> _Items from an interface collection_:
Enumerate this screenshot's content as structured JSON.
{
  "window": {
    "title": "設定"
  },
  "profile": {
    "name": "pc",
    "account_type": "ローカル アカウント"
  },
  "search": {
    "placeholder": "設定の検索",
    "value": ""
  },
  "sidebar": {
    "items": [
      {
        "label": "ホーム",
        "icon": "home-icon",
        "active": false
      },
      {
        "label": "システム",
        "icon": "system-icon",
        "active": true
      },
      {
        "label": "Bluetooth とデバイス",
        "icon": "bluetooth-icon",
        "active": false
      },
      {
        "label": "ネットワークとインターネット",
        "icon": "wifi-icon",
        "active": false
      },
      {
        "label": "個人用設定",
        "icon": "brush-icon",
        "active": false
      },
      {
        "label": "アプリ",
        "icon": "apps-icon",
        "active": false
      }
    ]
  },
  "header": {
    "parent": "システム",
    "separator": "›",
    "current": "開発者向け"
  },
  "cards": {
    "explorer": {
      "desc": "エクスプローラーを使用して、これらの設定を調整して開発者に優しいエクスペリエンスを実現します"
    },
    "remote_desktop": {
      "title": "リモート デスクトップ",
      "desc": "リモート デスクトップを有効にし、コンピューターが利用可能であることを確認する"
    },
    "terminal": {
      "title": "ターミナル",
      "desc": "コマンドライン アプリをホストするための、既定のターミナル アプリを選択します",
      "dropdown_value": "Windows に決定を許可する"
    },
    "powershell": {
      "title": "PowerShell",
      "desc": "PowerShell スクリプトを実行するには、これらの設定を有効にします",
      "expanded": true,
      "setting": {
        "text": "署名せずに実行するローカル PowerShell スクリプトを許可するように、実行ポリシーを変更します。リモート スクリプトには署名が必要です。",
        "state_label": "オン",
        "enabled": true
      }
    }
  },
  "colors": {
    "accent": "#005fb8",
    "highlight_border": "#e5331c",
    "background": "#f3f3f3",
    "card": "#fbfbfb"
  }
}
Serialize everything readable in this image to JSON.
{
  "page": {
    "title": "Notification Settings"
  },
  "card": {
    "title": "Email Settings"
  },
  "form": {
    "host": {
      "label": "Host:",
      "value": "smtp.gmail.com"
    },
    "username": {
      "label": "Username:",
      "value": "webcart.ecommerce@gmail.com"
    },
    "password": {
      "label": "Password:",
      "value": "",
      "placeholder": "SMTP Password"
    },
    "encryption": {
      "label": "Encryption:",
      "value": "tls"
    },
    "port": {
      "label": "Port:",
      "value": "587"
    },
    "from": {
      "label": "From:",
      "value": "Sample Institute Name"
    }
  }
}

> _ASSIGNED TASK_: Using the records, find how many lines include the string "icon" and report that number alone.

> _COMPLETED TASK_: 6